Healing waters

Soaking in the Hobo Pool is a must-do when visiting Saratoga. © Dreamstime.com/Sandrafoyt

No visit to Saratoga would be complete without a soak in the Hobo Pool, which is owned and maintained by the town of Saratoga.  Free, and open 24 hours a day year-round, Native Americans soaked in the hot springs for the healing benefits. The “Lobster Pot” ranges from 106 to 119 degrees Fahrenheit. The smaller pool is tolerable, but after a short time we moved to the river adjacent to the pools, where cool water mixes with hot springs. As I relaxed, I got a kick out of watching the children fishing for crayfish.

Final stops

Walking across the suspension bridge at Treasure Island Public Access Area. © Barbra Cohn

I couldn’t leave town without stopping for a tuna fish sandwich and homemade huckleberry ice cream at Lollypops old-fashioned lunch counter. If it’s chilly, warm up with their homemade soup.

If you’d like to learn more about the area’s history, about 20 miles south of Saratoga is the town of Encampment. Here, the Grand Encampment Museum offers a rich collection of more than a dozen historical buildings representing the timber, mining, and agricultural history of the Encampment Valley at the turn of the 20th century. Other highlights include three original towers, part of the longest tramway in the world, used to transport copper across the Continental Divide; a new diorama of the 16-mile-long aerial tramway; a two-story outhouse, and the Lora Webb Nichols photography collection of miners, women, rangers, and loggers in the Platte Valley.

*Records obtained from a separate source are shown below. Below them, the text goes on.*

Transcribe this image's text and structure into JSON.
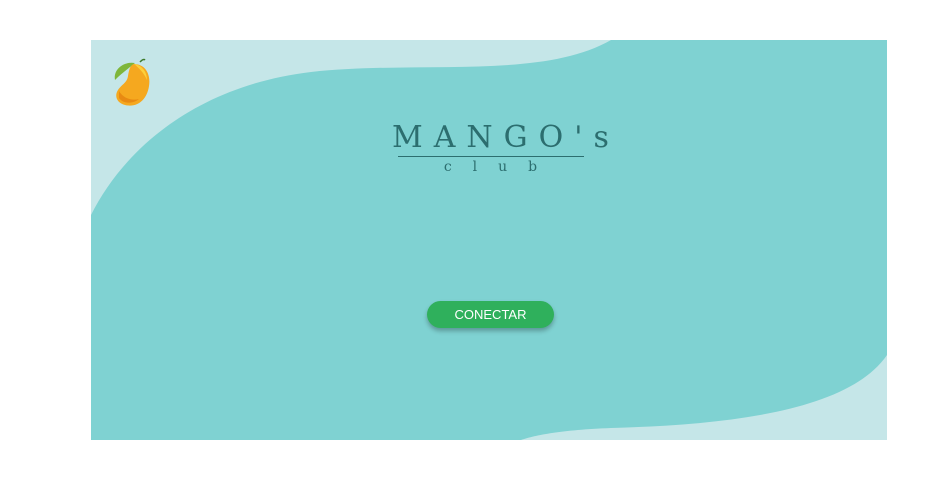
{
  "colors": {
    "page_background": "#ffffff",
    "frame_background": "#c5e6e8",
    "wave_fill": "#7fd2d2",
    "brand_text": "#2c6e6f",
    "button_background": "#2fb05c",
    "button_text": "#ffffff"
  },
  "logo": {
    "icon": "mango-icon"
  },
  "brand": {
    "title": "MANGO's",
    "subtitle": "club"
  },
  "connect_button": {
    "label": "CONECTAR"
  }
}
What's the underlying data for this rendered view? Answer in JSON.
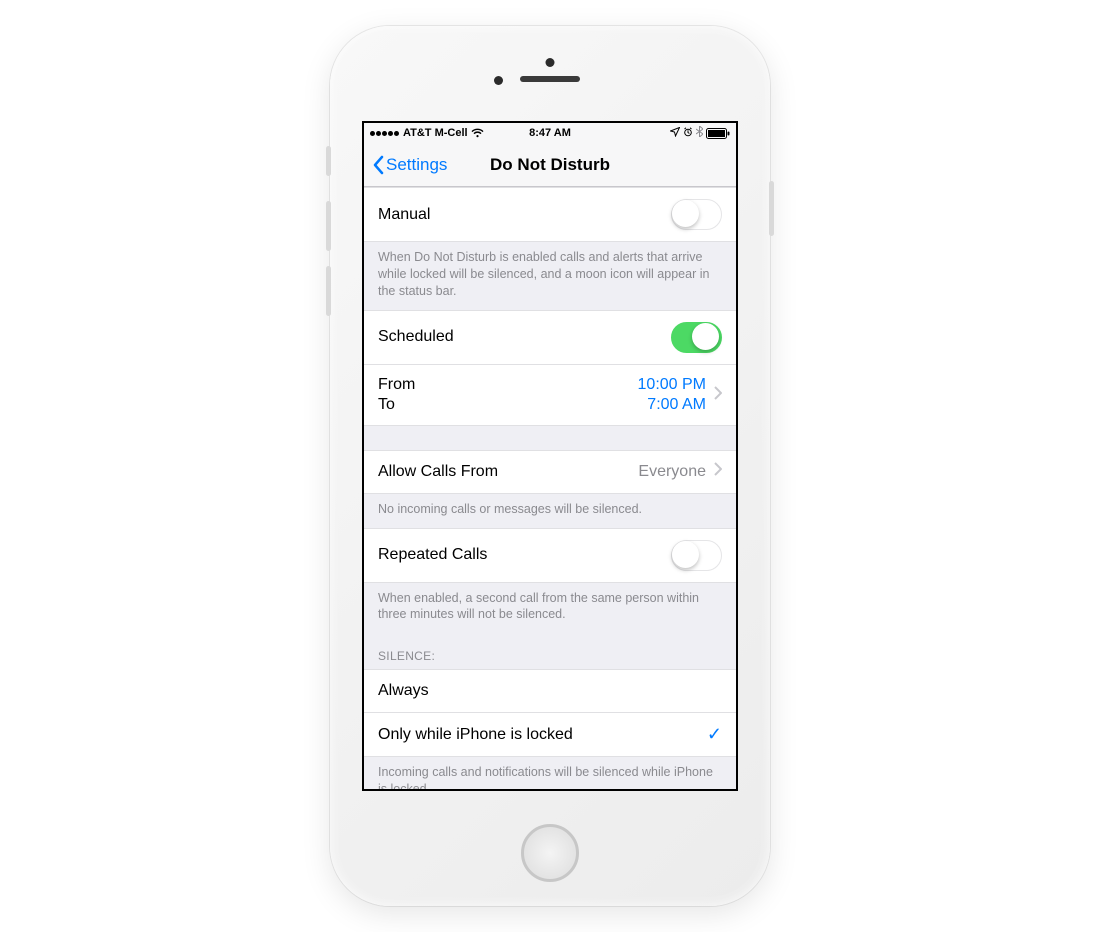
{
  "status": {
    "carrier": "AT&T M-Cell",
    "time": "8:47 AM"
  },
  "nav": {
    "back_label": "Settings",
    "title": "Do Not Disturb"
  },
  "manual": {
    "label": "Manual",
    "on": false,
    "footer": "When Do Not Disturb is enabled calls and alerts that arrive while locked will be silenced, and a moon icon will appear in the status bar."
  },
  "scheduled": {
    "label": "Scheduled",
    "on": true,
    "from_label": "From",
    "to_label": "To",
    "from_value": "10:00 PM",
    "to_value": "7:00 AM"
  },
  "allow": {
    "label": "Allow Calls From",
    "value": "Everyone",
    "footer": "No incoming calls or messages will be silenced."
  },
  "repeated": {
    "label": "Repeated Calls",
    "on": false,
    "footer": "When enabled, a second call from the same person within three minutes will not be silenced."
  },
  "silence": {
    "header": "Silence:",
    "options": [
      "Always",
      "Only while iPhone is locked"
    ],
    "selected_index": 1,
    "footer": "Incoming calls and notifications will be silenced while iPhone is locked."
  }
}
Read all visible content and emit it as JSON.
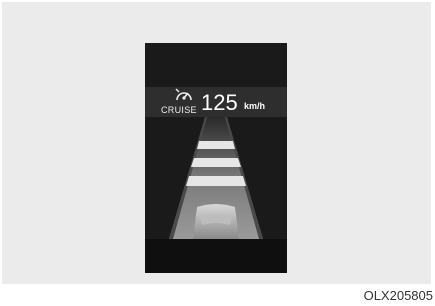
{
  "cluster": {
    "mode_label": "CRUISE",
    "icon": "cruise-control-icon",
    "set_speed": "125",
    "speed_unit": "km/h",
    "colors": {
      "display_bg": "#1a1a1a",
      "header_bg": "#2e2e2e",
      "text": "#ffffff",
      "lane_bar": "#e6e6e6"
    }
  },
  "image_code": "OLX205805"
}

While the area is expanding luxury opportunities for visitors wanting a high-end Wild West experience, there’s still lots to do and see for outdoorsy folk on the river and range.

Barbra Cohn is based in Boulder and is a regular contributor to EnCompass.